put in, but it doesn’t matter so long as they conserve cash. In fact, regular patrons are either prepared or generally upsize their purchases if they want to pay by card. And in many places, they get discounts for doing so.
- Important psychological factors play a role as well. We should reflect upon our own behaviors as customers. Are we more likely to fumble in our pockets for a small amount of cash at a small merchant, or at an established retail chain? In our hearts, we
know the costs we are subjecting the merchants to, and we mind our actions more at local, small merchants. Do we mind making a quick trip to the ATM to cash up before we go buy lunch? The sentiment to
support local businesses is growing, and that feeds into the cash phenomenon as well.
- Cash – and debit cards – to some extent are also mechanisms customers use to control their spending habits, another key psychological factor. They consider mobile as just another way of paying by credit card because the payments are automatic regardless
of interchange fees. See
this article by Ramit Sethi on why he advocates that cash actually saves you money. Its good sense if you can manage to pay by cash for your transactions so you’re less automatic on making payments for many expenses you actually would do well to trim. Anyone
who’s using Apple Pay or Amazon Prime
knows the feeling.
Taken together, these reasons could be signaling the foundation for the next innovation frontier in payments, and something that the emerging Fintech economy is definitely encouraging.
- ACH based mobile payment models are on the rise, and especially with same day ACH transactions coming in soon, the merchant’s perspective on intermediary fees might just be heard. Services like Dwolla which bypass the payment networks are starting to catch

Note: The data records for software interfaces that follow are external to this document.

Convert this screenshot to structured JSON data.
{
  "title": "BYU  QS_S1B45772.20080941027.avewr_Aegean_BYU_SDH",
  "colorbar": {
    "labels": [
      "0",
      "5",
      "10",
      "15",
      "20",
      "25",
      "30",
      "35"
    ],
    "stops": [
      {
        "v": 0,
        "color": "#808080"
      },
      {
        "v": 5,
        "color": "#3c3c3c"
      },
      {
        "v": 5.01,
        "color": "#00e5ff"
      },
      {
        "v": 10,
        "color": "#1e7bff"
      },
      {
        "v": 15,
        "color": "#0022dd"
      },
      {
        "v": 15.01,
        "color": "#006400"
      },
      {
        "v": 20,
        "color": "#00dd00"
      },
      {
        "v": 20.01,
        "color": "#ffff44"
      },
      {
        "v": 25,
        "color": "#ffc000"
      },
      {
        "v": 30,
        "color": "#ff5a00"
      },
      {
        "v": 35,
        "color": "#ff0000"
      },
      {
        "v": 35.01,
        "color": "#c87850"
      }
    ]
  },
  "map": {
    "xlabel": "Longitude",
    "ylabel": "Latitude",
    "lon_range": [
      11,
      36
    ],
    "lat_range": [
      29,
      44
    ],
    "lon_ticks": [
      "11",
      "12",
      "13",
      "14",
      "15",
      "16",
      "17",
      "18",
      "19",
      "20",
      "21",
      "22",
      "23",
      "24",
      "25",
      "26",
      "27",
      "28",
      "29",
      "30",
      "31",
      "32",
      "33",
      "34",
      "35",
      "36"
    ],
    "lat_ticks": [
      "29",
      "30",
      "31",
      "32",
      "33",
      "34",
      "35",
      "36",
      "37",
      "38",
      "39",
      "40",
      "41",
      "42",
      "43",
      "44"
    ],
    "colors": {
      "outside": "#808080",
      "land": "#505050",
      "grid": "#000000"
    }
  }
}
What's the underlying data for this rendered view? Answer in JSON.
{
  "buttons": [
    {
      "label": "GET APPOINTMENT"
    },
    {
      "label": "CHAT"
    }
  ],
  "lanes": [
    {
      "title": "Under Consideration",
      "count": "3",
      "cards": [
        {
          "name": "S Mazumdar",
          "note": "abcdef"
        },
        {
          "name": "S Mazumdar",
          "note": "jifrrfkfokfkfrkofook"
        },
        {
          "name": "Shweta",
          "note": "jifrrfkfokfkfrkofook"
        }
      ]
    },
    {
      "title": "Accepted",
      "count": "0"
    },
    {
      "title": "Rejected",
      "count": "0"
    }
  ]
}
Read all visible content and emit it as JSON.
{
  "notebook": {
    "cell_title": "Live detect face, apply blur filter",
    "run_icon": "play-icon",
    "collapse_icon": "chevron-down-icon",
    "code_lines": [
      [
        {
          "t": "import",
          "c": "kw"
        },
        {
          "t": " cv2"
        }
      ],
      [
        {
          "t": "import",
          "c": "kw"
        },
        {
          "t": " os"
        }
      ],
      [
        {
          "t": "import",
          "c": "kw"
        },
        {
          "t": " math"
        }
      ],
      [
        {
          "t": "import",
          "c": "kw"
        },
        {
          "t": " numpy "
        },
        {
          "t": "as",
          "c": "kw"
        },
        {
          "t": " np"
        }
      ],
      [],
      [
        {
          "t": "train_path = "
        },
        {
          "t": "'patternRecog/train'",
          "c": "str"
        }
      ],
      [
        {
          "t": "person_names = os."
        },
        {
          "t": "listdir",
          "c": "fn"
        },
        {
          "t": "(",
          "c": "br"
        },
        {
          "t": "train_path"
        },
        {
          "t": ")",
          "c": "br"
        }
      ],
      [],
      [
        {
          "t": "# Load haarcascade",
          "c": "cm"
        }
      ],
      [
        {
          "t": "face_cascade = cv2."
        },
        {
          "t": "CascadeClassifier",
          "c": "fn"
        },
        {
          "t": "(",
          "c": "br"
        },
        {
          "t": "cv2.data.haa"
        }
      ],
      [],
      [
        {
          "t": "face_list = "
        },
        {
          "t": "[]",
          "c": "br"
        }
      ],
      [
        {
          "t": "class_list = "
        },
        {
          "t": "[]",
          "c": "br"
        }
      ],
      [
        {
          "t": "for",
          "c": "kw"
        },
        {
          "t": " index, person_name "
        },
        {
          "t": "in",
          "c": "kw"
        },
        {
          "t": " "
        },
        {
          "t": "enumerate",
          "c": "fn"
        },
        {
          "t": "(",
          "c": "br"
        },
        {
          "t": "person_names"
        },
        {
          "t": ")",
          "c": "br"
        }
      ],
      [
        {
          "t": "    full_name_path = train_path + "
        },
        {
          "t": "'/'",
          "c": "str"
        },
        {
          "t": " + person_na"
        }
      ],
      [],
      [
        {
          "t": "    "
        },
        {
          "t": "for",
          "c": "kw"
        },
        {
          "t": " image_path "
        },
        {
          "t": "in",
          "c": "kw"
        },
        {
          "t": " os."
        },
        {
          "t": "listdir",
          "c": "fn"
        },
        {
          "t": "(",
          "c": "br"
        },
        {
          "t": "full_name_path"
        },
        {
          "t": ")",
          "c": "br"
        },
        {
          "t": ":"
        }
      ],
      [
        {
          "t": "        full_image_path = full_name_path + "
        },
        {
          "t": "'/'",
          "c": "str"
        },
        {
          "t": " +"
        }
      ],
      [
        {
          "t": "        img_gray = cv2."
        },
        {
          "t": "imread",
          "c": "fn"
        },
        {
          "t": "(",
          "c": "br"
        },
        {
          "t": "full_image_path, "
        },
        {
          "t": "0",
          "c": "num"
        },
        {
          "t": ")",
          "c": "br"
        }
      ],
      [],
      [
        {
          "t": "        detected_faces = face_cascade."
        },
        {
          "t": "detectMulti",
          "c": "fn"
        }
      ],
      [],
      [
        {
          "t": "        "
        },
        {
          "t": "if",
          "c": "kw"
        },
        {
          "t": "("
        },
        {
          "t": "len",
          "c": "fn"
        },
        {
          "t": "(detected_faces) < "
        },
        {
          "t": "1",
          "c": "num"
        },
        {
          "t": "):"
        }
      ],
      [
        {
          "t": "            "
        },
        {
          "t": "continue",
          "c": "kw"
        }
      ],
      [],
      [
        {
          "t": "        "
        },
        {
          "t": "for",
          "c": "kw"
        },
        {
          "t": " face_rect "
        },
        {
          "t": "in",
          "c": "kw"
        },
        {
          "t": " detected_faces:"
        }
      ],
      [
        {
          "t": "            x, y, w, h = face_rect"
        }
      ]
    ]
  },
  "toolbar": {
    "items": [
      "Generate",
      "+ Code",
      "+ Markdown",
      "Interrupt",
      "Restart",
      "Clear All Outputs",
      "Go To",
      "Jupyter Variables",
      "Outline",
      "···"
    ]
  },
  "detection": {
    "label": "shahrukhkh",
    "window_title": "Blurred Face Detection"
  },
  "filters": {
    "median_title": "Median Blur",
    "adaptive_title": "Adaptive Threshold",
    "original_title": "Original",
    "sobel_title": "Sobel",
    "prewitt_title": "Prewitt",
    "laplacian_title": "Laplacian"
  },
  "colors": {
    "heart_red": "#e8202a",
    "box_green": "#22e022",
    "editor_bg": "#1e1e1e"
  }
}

up. Essentially you fund your Dwolla account, and payments are immediate with small transactions completely free. Same goes for several person-to-person payment services like Venmo (now PayPal).
- A potential issue with alternate payment modes is user registrations – how do you get enough merchants and users to sign up? With the rapid Fintech advancements, and the role that banks have to play – or must play - in the community, that issue is likely
to be resolved with community engagement models and enough incentives. No doubt we will see aggregator models rising here, although at much lower core cost if they are to succeed. The lack of credit for local businesses that helped create the alternative lending
space will probably arise here as well. Hopefully that will be an opportunity for community banks to step in, supported by technology innovations to cut down core costs.
- Consumer incentives for a growing digital payments ecosystem will come in the form of associated services such a loyalty programs for frequent purchases, and even bringing different businesses together. Such
theme based and social oriented loyalty programs are just now starting to take off.
- An important dimension stems from personal finance oriented ecosystems that will help the customer as per their needs and future goals, rather than encouraging them to spend or invest at the first sign of temptation. A significant proportion of Fintech
are focused on the personal finance space.
Is a big innovation cycle be in the making? This next phase will be fueled by mobile and advice based ecosystems which are personalized for maximum context through the use of analytics. The incumbent players have the potential to take their relationship
with the customer one step further. It might also mean that the disruptors of recent times will themselves be disrupted as the model shifts again!
What do you think?
Photo credit: GotCredit via Foter.com / CC BY